• During my tenure as labor & employment counsel for a major retailer, it was my recommendation (policy) that when any facility was sought to be inspected by OSHA, it was to be required to obtain a warrant to enter the company premises. That rule had several advantages including the time that permitted an in house compliance check up, as well as the required specificity of purpose for the inspection that the warrant permitted, eliminated the fishing expeditions OSHA is noted for..
    With this new perversion of OSHA’s rules, those warrants should be demanded on a wider basis.

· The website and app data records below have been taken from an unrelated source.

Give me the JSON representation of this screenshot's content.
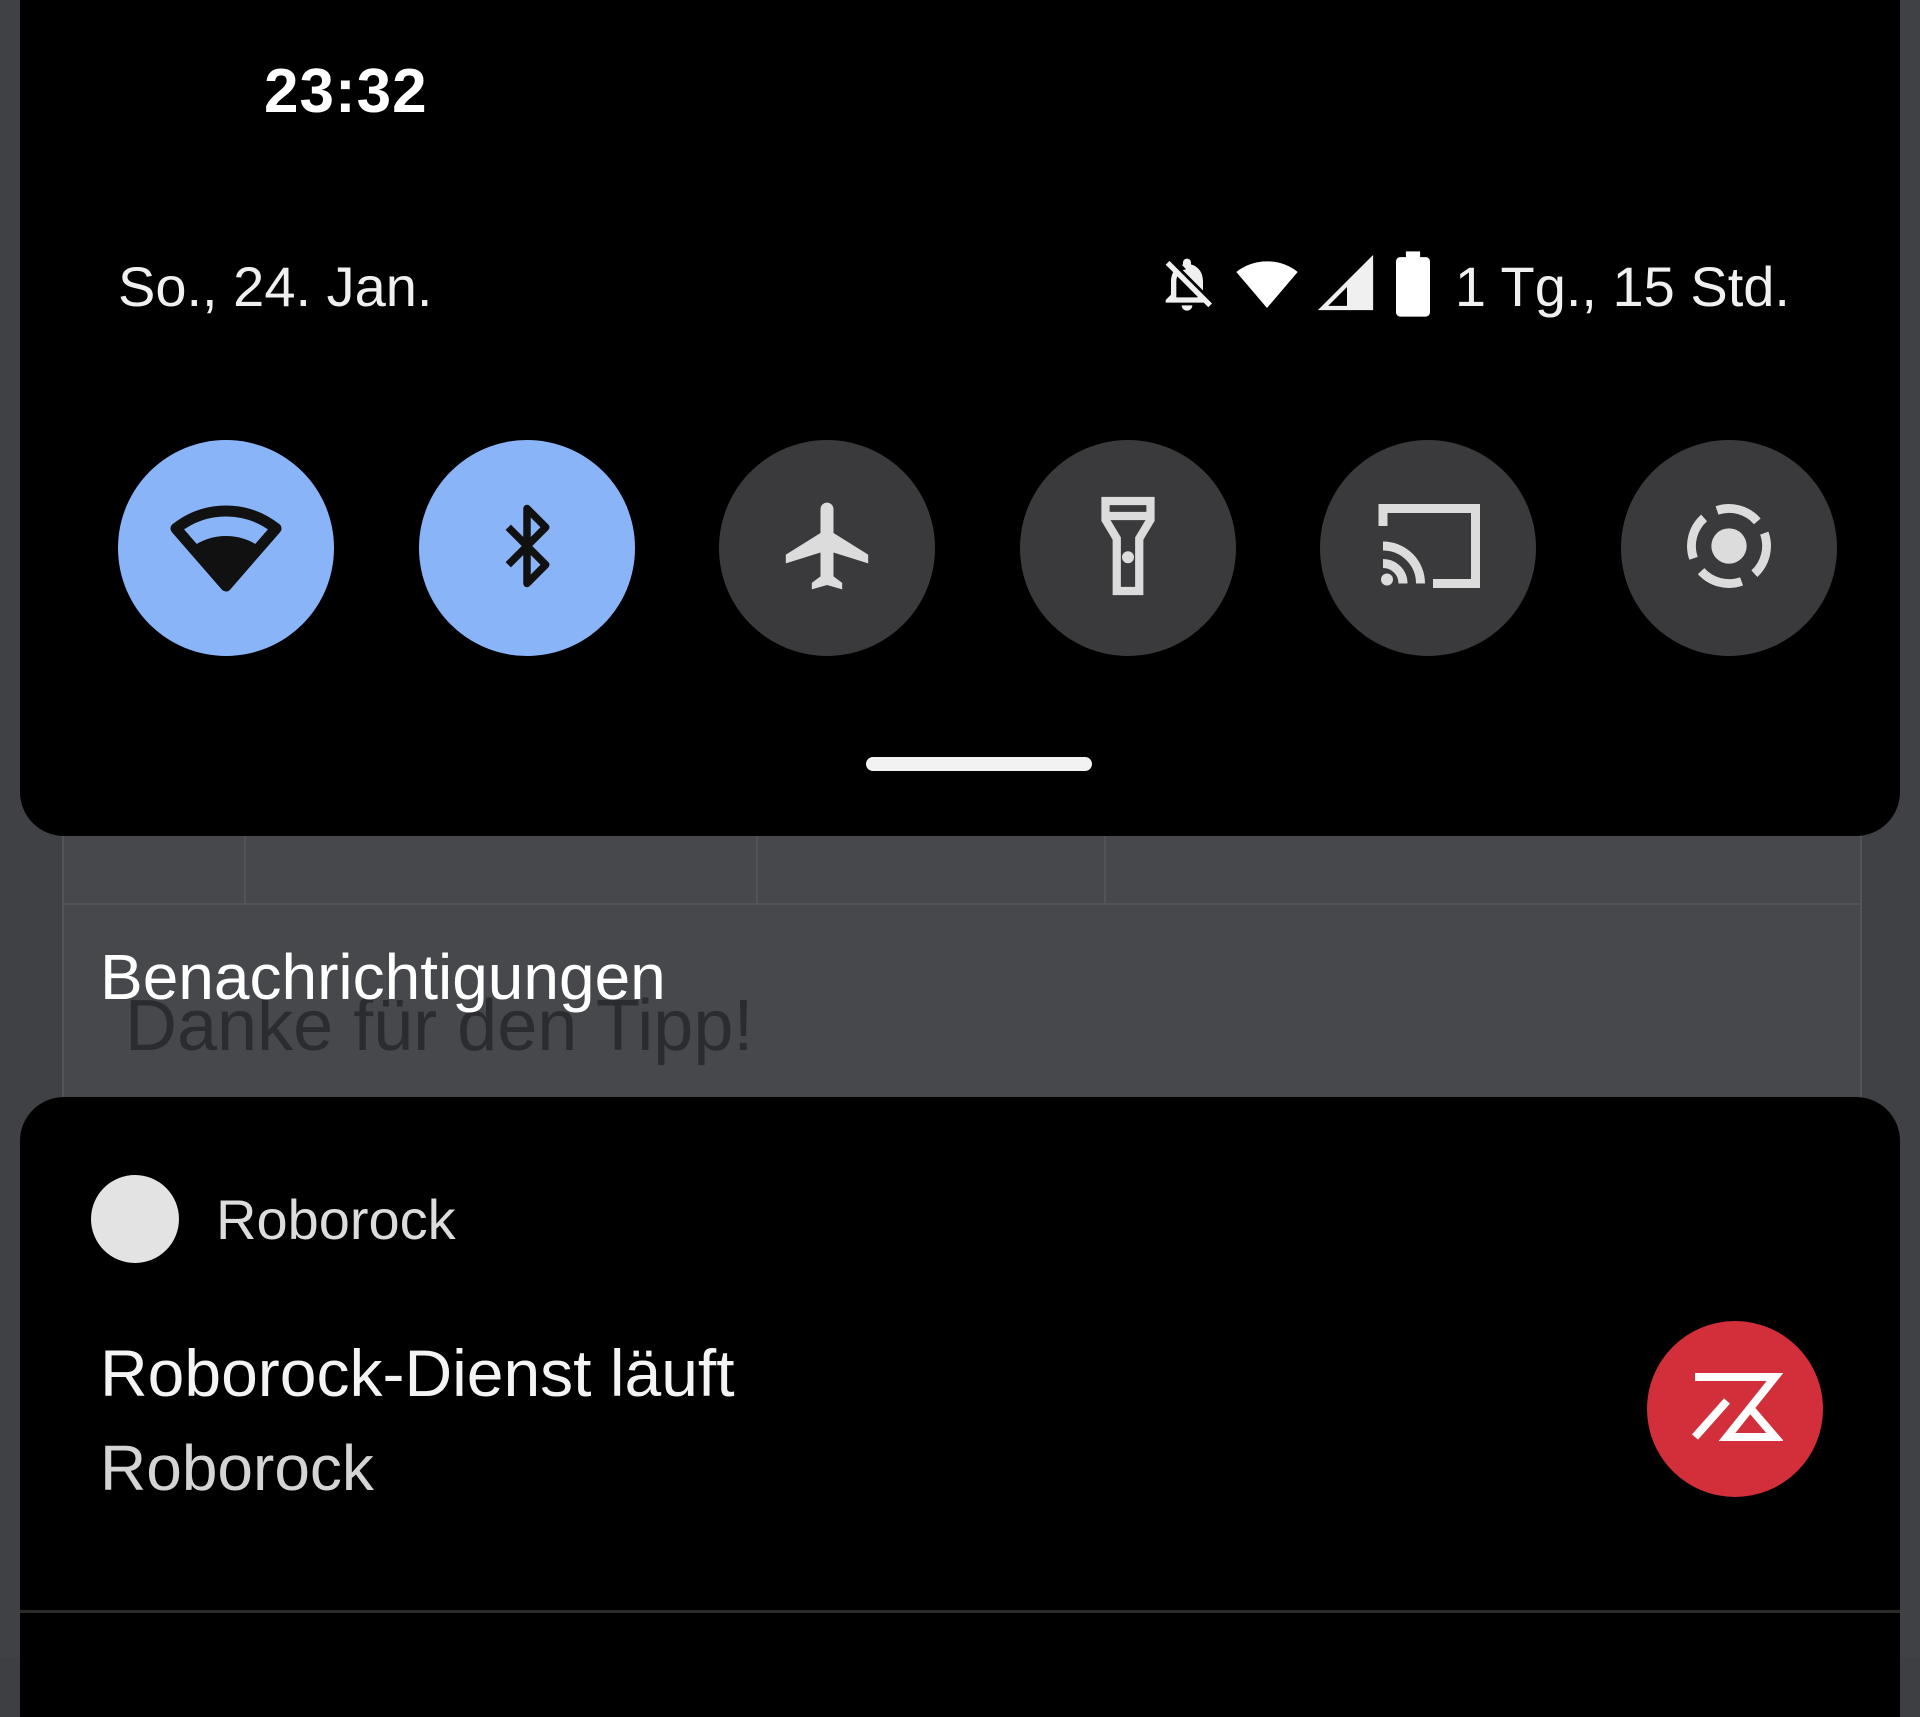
{
  "status_bar": {
    "time": "23:32",
    "date": "So., 24. Jan.",
    "battery_text": "1 Tg., 15 Std.",
    "icons": [
      "notifications-off-icon",
      "wifi-icon",
      "cellular-signal-icon",
      "battery-icon"
    ]
  },
  "quick_settings": {
    "tiles": [
      {
        "icon": "wifi-icon",
        "active": true
      },
      {
        "icon": "bluetooth-icon",
        "active": true
      },
      {
        "icon": "airplane-mode-icon",
        "active": false
      },
      {
        "icon": "flashlight-icon",
        "active": false
      },
      {
        "icon": "cast-icon",
        "active": false
      },
      {
        "icon": "screen-record-icon",
        "active": false
      }
    ],
    "active_color": "#8ab4f8",
    "inactive_color": "#3a3a3c"
  },
  "background_app": {
    "text": "Danke für den Tipp!"
  },
  "notifications": {
    "header": "Benachrichtigungen",
    "items": [
      {
        "app_name": "Roborock",
        "title": "Roborock-Dienst läuft",
        "text": "Roborock",
        "icon": "roborock-logo-icon",
        "icon_color": "#d22f3a"
      }
    ]
  }
}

    My experience, and those of my contemporaries at the time, was that you won no “brownie points” cooperating with OSHA. In fact on one occasion, while I was unavailable, another lawyer in the company unwittingly allowed a warrantless inspection in a subsidiary’s warehouse that resulted in a demand for $750,000 in proposed fines! A costly affirmation of my policy, if ever there was one.

  • “OSHA’s published regulation on the matter does not refer to unions, but allows for an OSHA-approved “third party who is not an employee of the employer (such as an industrial hygienist or a safety engineer)” to accompany an OSHA inspector.”

    So, does this make union personnel accompanying OSHA inspectors “volunteers” (and so “employee[s] of the government’] for the purposes of US liability under the Federal Tort Claims Act? Improper release or use of the company’s info by the union could result in fairly high tort damages.